* _TASK BRIEF_
Gather all lines in the records below that include the word "chevron".

* _DATASET RECORDS_

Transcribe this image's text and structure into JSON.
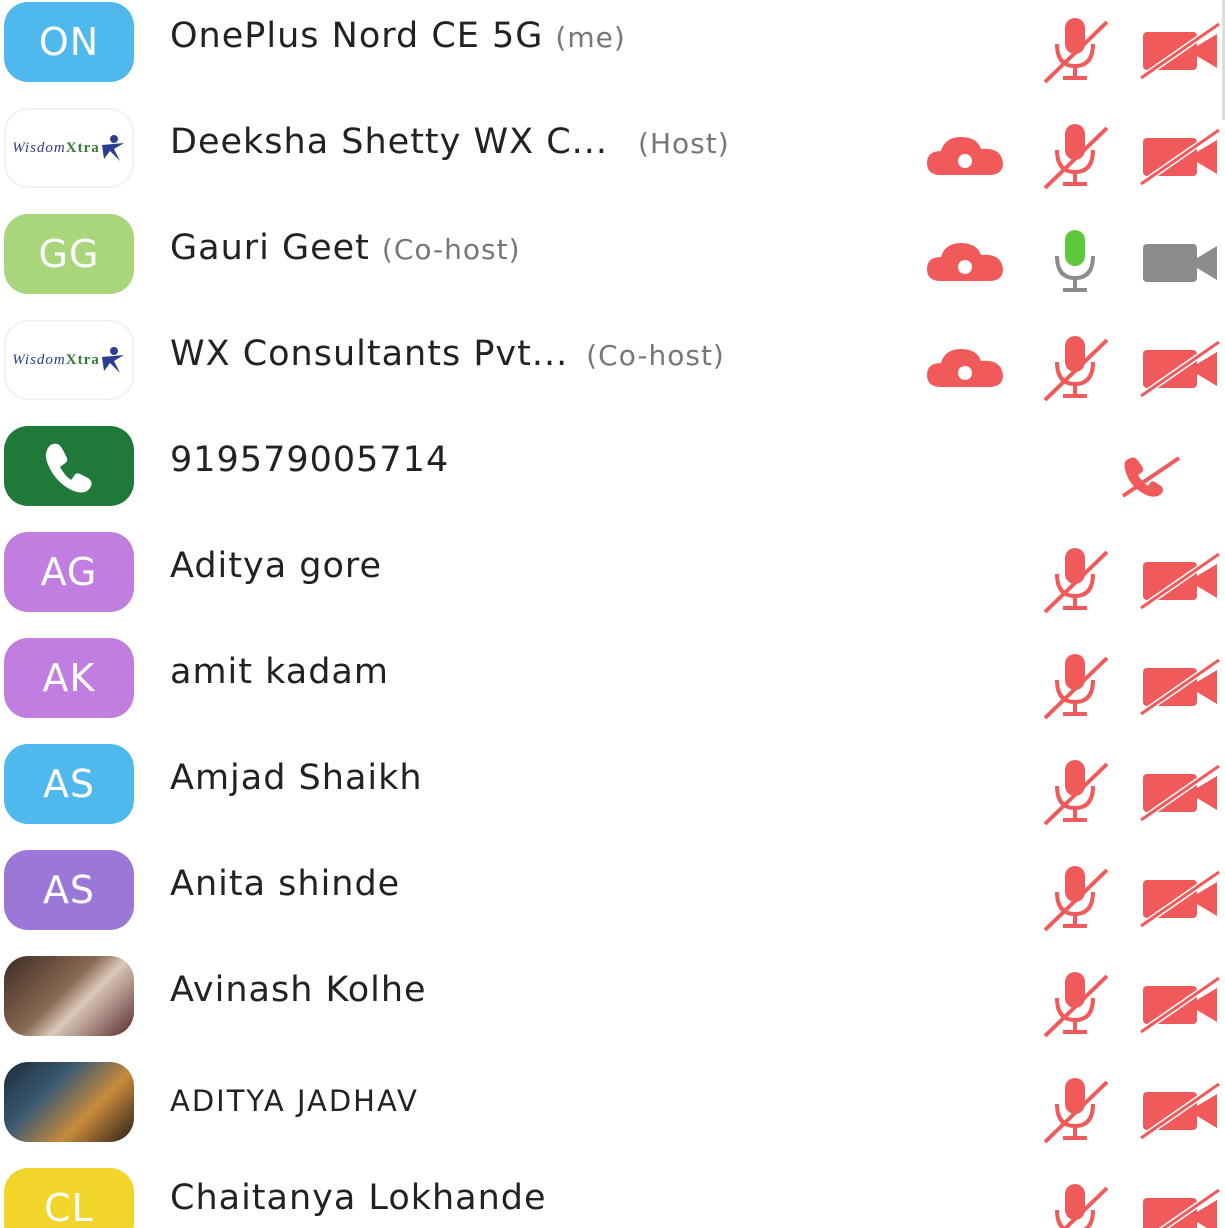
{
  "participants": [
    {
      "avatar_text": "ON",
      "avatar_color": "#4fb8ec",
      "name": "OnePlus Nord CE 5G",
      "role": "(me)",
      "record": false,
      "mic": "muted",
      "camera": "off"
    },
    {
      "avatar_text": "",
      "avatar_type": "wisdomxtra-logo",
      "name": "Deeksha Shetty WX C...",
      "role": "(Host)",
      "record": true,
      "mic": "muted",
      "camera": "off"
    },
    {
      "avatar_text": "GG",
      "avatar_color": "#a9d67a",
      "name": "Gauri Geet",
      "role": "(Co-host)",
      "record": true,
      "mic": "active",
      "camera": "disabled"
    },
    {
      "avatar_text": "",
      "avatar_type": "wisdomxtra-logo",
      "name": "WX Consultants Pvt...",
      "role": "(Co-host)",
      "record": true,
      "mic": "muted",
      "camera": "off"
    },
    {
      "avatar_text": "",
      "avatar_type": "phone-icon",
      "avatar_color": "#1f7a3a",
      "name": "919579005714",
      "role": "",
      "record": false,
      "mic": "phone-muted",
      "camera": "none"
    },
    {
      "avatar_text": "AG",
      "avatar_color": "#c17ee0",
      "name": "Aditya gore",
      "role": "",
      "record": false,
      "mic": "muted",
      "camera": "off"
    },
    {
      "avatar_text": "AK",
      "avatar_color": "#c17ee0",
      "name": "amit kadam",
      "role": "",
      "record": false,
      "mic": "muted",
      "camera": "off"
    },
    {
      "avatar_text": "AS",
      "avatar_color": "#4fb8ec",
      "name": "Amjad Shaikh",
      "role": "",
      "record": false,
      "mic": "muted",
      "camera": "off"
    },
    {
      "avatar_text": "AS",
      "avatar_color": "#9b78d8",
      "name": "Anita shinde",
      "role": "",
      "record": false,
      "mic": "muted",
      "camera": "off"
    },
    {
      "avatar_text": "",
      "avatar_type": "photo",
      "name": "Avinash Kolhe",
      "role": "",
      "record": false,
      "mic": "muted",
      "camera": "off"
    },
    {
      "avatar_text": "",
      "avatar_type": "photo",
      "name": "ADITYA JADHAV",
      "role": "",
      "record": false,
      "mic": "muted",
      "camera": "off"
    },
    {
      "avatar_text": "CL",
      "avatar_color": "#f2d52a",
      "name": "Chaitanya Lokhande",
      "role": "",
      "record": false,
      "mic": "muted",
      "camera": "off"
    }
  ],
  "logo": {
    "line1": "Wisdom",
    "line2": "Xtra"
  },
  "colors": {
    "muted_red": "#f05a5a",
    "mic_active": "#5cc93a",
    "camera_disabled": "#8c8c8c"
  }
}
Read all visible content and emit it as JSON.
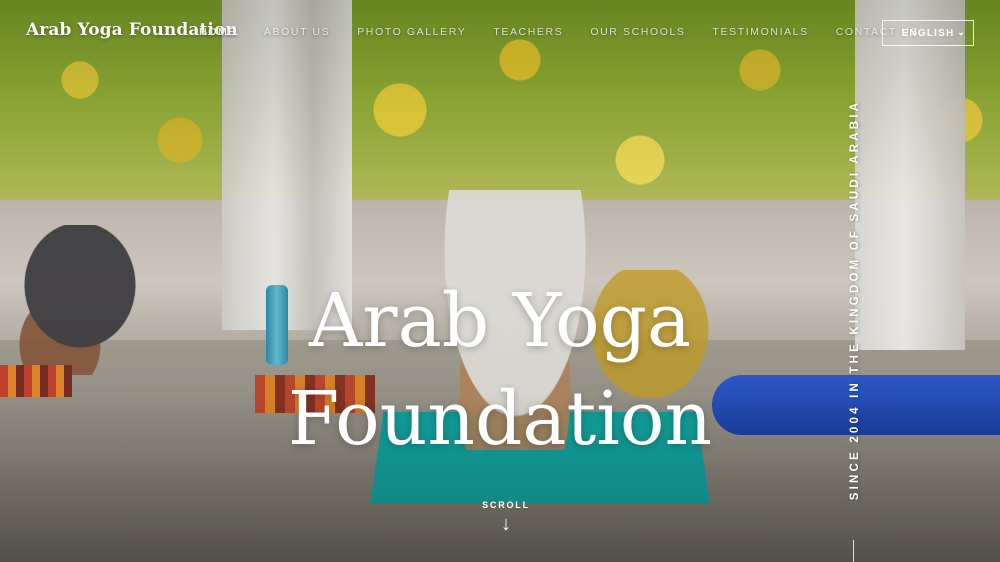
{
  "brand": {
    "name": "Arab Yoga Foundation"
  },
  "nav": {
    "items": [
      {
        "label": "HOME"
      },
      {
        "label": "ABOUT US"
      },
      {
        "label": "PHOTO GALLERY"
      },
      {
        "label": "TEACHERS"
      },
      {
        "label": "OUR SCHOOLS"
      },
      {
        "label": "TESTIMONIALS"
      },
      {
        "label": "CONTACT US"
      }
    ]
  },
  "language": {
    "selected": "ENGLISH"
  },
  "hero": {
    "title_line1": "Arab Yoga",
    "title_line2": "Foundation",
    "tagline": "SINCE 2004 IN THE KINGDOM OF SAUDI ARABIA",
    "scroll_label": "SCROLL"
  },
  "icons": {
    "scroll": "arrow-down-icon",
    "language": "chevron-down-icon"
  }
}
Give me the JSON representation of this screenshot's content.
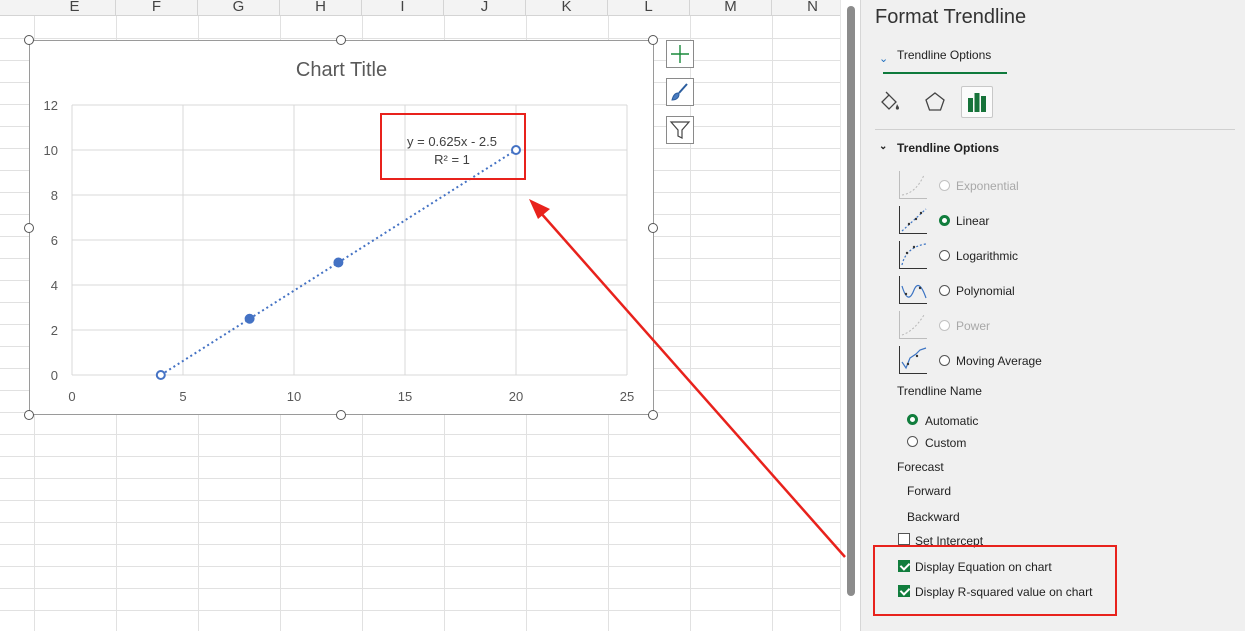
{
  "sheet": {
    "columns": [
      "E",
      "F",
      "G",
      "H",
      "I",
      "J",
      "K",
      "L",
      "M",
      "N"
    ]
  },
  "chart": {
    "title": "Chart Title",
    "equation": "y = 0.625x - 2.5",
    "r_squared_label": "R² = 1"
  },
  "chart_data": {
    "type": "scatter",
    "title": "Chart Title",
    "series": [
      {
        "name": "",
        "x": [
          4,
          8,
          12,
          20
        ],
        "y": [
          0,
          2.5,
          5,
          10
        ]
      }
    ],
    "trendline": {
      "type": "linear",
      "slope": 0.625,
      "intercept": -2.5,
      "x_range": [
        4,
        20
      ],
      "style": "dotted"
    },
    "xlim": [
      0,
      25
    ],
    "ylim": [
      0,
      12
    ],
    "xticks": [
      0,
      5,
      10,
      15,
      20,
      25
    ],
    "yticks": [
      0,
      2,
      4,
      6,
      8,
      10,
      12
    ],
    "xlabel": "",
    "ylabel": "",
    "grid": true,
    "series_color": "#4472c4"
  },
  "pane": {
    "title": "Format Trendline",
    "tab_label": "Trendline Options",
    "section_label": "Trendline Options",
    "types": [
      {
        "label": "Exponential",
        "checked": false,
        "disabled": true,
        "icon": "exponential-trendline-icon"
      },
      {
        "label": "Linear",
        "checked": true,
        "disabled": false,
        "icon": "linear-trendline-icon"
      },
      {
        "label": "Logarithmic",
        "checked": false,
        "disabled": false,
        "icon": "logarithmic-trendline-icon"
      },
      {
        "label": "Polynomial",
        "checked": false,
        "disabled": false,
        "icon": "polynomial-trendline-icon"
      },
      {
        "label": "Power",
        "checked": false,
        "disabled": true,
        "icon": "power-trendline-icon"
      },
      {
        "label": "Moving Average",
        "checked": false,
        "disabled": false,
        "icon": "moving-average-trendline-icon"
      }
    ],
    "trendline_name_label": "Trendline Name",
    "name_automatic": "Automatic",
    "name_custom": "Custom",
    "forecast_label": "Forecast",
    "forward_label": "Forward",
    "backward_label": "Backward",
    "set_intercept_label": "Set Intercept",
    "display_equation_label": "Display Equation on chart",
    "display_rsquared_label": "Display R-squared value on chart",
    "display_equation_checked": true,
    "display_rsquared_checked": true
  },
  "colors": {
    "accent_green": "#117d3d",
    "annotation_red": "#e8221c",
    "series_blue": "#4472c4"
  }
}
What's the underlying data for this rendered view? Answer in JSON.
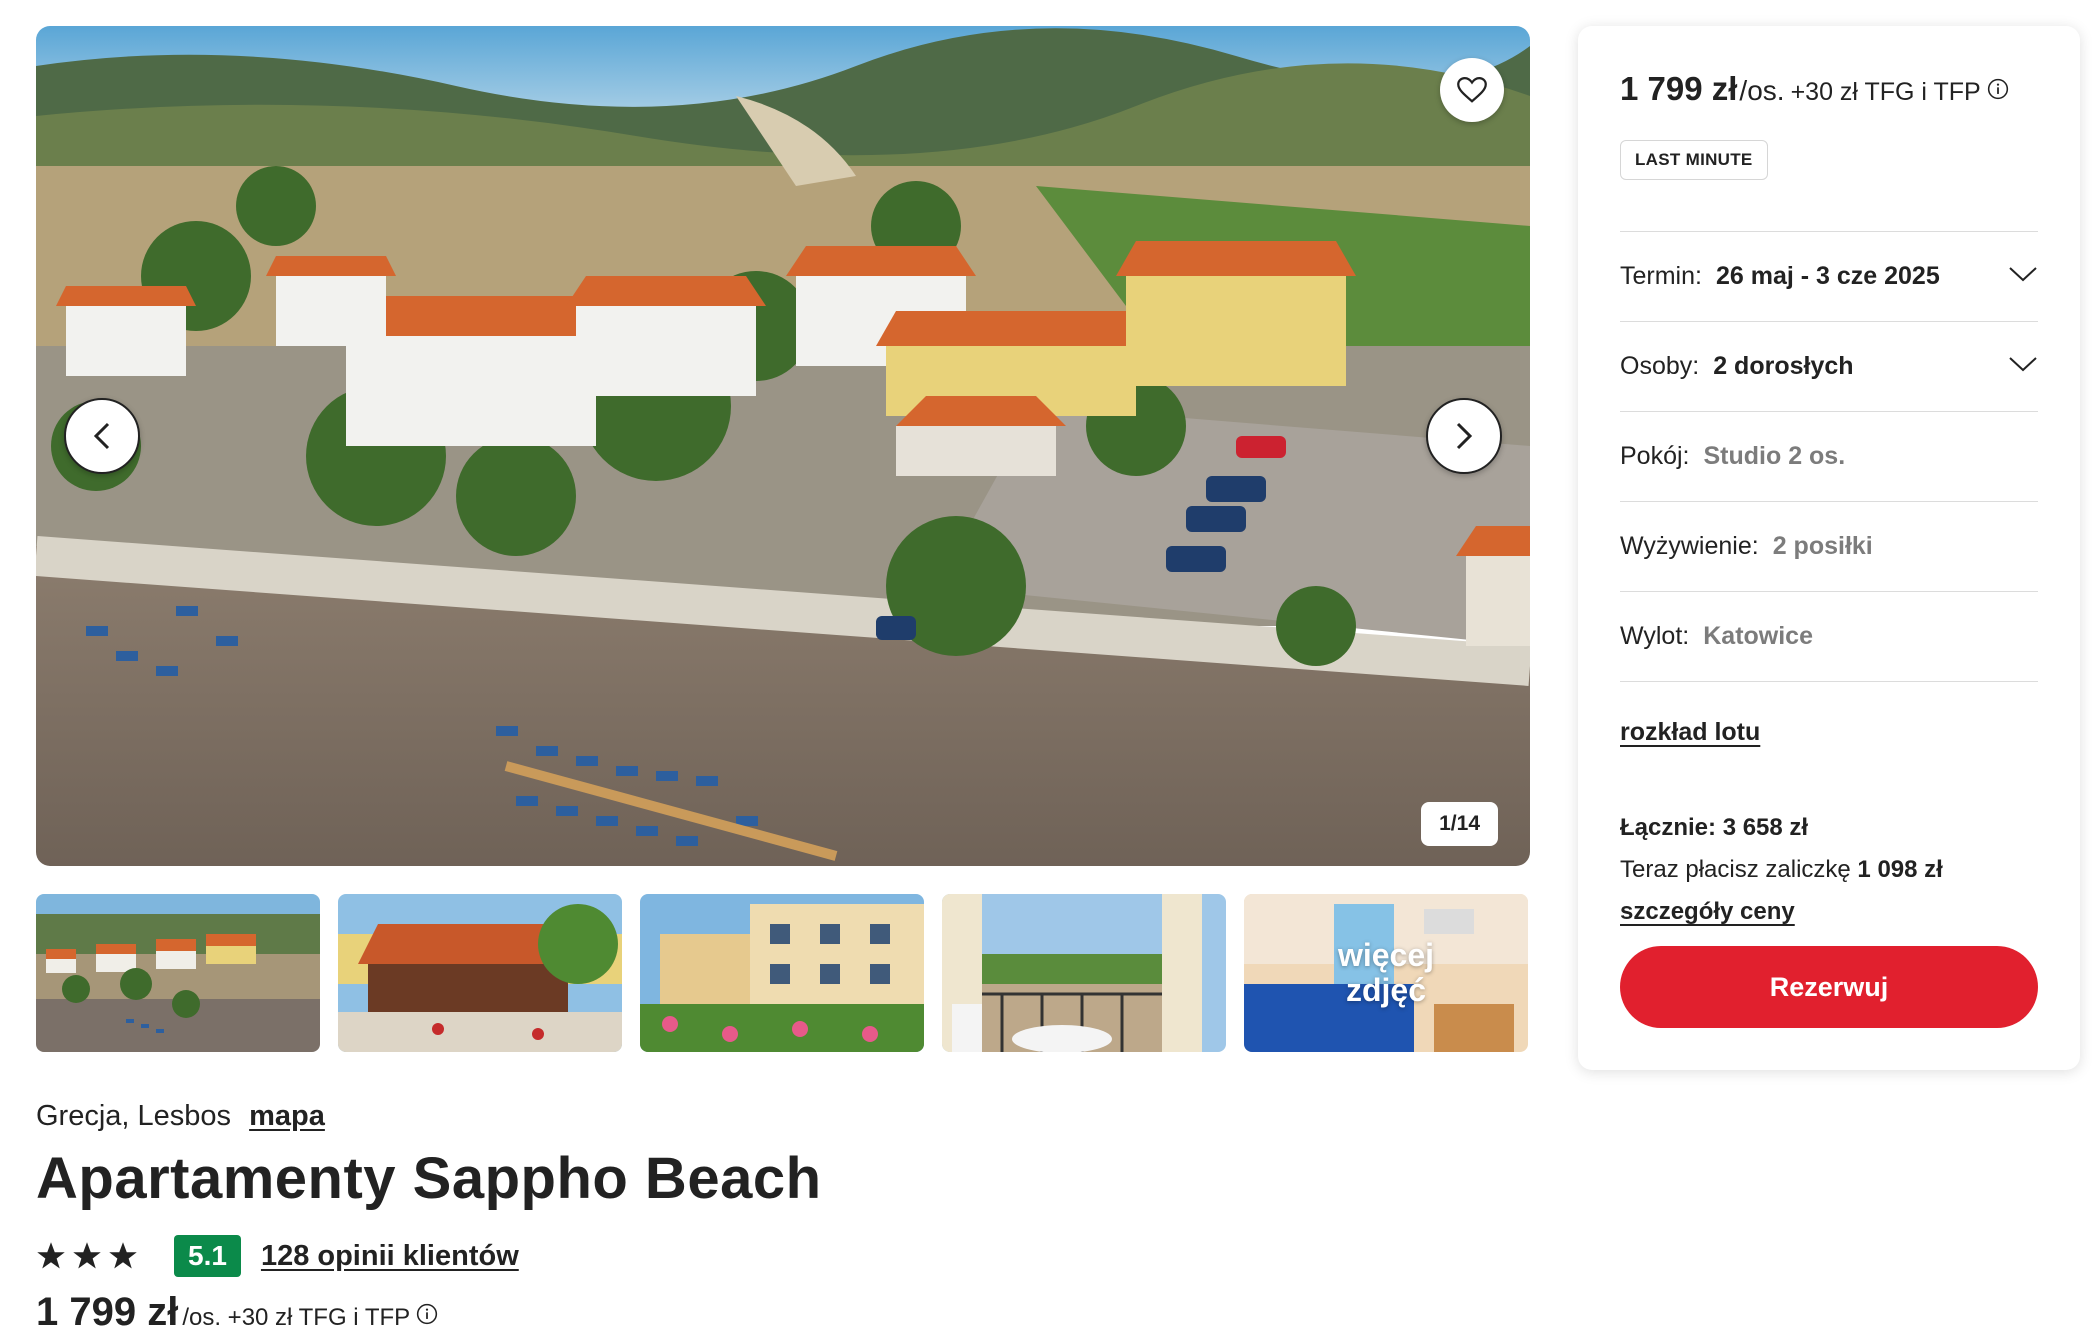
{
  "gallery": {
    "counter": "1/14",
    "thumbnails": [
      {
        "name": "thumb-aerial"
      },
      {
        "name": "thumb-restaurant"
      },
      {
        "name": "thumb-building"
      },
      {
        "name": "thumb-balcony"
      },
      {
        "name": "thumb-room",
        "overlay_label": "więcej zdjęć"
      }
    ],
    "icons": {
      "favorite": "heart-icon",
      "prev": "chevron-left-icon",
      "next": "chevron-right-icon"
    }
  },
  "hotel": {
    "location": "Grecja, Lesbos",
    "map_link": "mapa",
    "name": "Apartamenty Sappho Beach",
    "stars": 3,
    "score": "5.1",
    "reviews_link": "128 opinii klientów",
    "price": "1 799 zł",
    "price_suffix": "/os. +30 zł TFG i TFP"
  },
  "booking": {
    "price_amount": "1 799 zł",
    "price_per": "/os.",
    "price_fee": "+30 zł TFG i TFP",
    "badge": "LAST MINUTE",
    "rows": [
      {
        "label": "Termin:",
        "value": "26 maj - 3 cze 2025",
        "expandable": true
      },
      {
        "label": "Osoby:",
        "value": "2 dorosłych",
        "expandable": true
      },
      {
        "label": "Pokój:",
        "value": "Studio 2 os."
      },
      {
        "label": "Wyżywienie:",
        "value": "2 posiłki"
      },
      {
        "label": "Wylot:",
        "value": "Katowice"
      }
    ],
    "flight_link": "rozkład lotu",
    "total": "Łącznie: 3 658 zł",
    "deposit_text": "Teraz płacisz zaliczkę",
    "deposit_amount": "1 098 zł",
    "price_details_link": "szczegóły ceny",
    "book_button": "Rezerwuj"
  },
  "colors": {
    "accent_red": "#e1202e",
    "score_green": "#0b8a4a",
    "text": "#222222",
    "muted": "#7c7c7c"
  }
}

* _SOLUTION FOR THIS EXERCISE_
    "language": "chevron-down-icon"
      "prev": "chevron-left-icon",
      "next": "chevron-right-icon"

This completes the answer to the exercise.